Scott: The sort of standard obvious choice would have been to write an SATB [soprano, alto, tenor, bass] setting or something like that. But in this particular year, we only wanted to have two singers maximum. And I also knew that our Christmas concert this year was going to be a collaboration with the Dark Horse Consort with whom we worked in the past, which is a really brass ensemble. I thought, well, we'd love to have some of them along for this, the ones that are relatively local. In Dark Horse, there are two sackbut players.

Kevin: Composing informed by this style is something not new to me. I write in this medium all the time. I'm using Renaissance techniques with kind of my own voice, or the modern voice. The style wasn't really the issue, it was actually getting my head around this ensemble: two sackbuts and two lower voices. I initially suggested that we have, soprano and alto, or two sopranos, and sackbut, which, which would be very pleasant, but I found that the tenor and bass voice with tenor and bass sackbuts gave great opportunities to pair the voices in ways that are not as obvious as you would with high singers, and lower instruments. It was also a challenge. But because of those challenges, I was able to come up with some very, very interesting combinations, and actually quite enjoyable from a compositional standpoint.

Kevin, how did you get into composing music in the Renaissance style? What is it about Renaissance music that draws you in?

Kevin: I've been a church musician my whole life. Composing for the masses, particularly the Roman Catholic mass, requires you to write, well I shouldn't say requires. But some of the documents of the Pope say that the more a composition resembles Gregorian chant, the more fitting it is to provide music for the liturgy. So, I kind of did a reverse history of the motet and the mass. I got started with Bruckner, because I thought after Bruckner, things kind of started falling apart. I traced my way from Bruckner back to Lassus and actually even earlier than Lassus. And so after doing that backwards research going from the modern idea of writing church music and the contrapuntal style, I thought, okay, so where did Bruckner leave off? That's where I'll take up. And so that that's basically how it happened. And I've been exploring that, that process ever since.

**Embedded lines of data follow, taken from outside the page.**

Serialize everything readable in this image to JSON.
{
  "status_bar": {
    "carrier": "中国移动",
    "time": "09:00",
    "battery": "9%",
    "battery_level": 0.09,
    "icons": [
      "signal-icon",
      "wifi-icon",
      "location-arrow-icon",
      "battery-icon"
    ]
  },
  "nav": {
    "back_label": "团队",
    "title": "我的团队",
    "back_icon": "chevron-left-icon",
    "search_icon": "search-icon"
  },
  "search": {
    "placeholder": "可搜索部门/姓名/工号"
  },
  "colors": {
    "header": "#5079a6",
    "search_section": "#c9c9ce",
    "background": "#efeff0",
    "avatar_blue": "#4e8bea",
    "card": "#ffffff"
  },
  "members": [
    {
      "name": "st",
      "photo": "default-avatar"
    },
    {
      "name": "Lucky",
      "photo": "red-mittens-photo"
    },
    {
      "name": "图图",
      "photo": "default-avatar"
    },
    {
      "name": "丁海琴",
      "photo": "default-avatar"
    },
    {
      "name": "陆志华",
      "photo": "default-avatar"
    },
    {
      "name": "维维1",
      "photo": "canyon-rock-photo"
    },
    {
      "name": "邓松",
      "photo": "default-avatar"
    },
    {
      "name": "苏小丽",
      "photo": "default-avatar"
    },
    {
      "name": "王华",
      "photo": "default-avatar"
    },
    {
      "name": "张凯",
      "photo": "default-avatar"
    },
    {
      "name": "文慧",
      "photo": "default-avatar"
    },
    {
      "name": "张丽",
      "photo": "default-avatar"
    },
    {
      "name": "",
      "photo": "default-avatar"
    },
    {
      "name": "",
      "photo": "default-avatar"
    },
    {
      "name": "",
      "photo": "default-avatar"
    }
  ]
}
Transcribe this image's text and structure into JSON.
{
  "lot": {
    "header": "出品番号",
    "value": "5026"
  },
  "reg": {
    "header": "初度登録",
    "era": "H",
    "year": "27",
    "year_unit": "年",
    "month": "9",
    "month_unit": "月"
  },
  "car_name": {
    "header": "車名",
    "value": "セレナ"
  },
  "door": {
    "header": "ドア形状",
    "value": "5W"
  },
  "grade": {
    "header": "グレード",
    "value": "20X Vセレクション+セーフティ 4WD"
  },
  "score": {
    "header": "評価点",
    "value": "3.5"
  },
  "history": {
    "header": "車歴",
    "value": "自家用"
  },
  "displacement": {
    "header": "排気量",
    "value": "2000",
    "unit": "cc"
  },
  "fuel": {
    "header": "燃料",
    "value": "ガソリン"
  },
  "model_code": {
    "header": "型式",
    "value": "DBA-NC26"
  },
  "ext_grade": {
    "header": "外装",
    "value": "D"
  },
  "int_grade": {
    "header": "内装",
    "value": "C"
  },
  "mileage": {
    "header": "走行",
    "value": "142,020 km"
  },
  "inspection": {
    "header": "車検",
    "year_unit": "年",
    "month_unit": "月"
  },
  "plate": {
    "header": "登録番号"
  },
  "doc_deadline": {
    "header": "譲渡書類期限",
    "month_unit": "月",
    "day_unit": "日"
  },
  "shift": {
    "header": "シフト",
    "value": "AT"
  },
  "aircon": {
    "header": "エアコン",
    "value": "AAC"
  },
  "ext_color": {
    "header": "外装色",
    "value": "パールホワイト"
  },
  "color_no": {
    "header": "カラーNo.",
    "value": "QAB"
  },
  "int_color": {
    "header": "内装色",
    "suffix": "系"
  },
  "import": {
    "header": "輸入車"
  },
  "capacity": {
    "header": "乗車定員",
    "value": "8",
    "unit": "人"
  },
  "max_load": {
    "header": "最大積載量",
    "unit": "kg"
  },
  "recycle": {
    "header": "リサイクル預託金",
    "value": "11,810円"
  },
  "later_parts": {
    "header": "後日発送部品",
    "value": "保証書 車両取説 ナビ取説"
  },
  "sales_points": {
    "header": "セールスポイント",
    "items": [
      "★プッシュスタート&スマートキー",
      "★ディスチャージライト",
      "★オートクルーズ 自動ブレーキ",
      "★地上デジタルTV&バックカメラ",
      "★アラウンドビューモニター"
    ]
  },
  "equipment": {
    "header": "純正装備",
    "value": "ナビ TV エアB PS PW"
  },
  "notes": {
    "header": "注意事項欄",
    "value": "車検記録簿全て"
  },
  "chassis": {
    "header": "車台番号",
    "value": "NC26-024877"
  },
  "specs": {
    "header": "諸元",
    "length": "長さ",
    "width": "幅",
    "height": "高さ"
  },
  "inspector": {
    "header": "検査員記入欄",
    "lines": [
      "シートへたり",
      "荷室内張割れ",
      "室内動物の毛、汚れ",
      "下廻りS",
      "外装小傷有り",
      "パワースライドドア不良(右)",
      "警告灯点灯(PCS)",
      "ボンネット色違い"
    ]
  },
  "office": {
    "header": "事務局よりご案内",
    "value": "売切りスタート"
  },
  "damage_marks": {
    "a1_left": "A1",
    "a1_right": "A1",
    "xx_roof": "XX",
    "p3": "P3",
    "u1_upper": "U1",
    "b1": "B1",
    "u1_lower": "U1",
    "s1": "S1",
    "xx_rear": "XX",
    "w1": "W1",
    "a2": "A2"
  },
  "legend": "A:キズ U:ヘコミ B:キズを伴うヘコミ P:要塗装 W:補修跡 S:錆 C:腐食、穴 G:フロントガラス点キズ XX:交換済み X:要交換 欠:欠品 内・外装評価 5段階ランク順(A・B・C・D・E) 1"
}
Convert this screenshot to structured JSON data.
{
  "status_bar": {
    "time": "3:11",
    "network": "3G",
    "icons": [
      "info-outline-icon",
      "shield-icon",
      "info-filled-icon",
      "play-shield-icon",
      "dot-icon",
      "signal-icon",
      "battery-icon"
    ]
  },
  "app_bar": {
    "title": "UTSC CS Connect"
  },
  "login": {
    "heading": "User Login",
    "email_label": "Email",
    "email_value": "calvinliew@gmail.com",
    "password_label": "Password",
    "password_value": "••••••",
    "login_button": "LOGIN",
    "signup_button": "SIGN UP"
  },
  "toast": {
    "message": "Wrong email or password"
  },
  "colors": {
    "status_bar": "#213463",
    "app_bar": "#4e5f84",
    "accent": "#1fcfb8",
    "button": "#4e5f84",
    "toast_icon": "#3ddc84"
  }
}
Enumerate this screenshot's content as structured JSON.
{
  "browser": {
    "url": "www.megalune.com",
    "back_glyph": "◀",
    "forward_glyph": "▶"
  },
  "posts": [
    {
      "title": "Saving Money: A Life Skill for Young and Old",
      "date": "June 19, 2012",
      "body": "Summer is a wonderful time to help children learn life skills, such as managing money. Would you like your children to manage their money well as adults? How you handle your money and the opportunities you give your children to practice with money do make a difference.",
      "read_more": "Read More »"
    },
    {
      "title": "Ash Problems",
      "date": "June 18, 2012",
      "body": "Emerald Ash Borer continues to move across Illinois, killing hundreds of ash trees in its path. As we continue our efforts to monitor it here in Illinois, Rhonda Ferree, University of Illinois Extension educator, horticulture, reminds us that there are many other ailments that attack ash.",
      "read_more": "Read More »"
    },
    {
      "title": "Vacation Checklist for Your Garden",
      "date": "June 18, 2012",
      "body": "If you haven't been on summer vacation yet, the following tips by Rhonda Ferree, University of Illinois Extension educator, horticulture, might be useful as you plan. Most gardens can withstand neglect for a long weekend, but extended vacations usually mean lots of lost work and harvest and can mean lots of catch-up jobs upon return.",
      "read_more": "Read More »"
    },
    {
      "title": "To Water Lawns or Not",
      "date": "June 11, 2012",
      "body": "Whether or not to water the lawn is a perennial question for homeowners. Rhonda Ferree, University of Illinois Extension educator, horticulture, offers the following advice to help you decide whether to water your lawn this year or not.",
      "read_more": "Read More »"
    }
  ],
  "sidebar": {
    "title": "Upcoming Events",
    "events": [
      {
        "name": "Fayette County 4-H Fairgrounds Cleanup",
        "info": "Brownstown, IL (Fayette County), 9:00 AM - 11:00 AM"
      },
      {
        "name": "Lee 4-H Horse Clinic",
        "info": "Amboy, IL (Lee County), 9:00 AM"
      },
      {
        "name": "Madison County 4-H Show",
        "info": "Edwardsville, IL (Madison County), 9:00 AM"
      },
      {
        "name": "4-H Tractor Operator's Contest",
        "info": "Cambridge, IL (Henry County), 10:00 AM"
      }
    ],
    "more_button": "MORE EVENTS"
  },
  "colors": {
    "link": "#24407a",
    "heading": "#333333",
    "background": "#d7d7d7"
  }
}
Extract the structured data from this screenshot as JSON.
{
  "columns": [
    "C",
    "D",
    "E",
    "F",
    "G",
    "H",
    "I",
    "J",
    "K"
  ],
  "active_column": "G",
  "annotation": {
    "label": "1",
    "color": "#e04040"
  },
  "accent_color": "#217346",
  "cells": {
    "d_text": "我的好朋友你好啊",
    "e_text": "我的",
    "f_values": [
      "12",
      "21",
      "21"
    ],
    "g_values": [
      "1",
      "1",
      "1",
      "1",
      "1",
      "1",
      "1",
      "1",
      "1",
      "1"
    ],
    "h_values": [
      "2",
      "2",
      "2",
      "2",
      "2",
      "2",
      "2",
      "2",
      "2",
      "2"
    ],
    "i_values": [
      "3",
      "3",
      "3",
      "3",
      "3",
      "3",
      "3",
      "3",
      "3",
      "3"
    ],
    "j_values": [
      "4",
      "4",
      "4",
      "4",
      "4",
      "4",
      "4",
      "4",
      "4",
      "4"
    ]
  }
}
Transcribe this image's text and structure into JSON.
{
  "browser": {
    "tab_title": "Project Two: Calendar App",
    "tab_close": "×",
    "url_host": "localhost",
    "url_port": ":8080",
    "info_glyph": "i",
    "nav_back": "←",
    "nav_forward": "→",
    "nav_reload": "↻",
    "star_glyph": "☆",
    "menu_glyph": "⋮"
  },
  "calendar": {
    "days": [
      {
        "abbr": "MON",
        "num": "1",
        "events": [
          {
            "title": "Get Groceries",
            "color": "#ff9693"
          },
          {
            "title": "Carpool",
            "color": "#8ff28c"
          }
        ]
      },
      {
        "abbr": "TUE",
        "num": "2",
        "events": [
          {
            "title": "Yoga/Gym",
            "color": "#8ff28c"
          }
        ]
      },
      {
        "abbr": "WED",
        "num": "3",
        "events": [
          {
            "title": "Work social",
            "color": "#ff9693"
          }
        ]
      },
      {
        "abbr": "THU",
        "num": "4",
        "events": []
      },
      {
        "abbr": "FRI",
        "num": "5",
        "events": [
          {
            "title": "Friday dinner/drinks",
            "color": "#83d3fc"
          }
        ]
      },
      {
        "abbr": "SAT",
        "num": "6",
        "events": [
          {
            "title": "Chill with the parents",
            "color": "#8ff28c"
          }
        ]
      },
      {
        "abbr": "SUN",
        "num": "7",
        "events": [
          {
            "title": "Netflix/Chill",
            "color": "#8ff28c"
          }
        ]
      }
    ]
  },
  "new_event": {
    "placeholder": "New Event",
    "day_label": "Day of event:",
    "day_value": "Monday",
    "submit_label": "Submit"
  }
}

Scott: i could jump in for a minute here and say that the goal here was not to produce a piece that sounded like 16th century music. That was not our idea and not Kevin's idea either, I think. But rather, here's a composer who works with 16th century material, 16th century techniques, who understands counterpoint and polyphony. And who's not primarily working from a harmonic orientation, which is sort of a post 1600 orientation. Obviously, it's not that he's not aware of harmonic developments since the 16th century, but rather that his orientation compositionally seems to be towards counterpoint and polyphony. I would say, that, more than any particular historical style, is what Blue Heron is about. We're about equal voices being joined together into a larger whole. For that reason, Kevin seemed like an ideal choice, especially once I knew that he liked Ockeghem. The thing about Ockeghem and 15th century composers is they're not working in the kind of pan-imitative mode that becomes common in the 16th century, but it's mostly non-imitative, or at least imitation doesn't structure the way everything works. And that's a rarer skill to be able to do that, or certainly a rarer interest nowadays, maybe even rarer than counterpoint.

Kevin: I would agree with that. It's a rare skill. Certainly one that’s not taught. I mean, when we’re taught counterpoint, we're taught the 16th century counterpoint. Before that, there's references to it, but there's certainly no formulaic practice, or certainly no practice that I'm aware of. I really studied that music quite a lot, and Ockeghem was a great place to start for that. And Josquin of course. After dissecting that music, I thought this is a this is a very good way for me to put my modern idiom on this quite old idea and quite disciplined idea, I would say.

Blue Heron’s upcoming virtual concert takes place on December 19th at 7:30pm Eastern. You can purchase tickets and find more information at blueheron.org.

// Allison Pao is a radio host for WHRB Classical. You can hear her hosting the upcoming David Elliott Memorial Broadcast on December 24th, 8am to 6pm.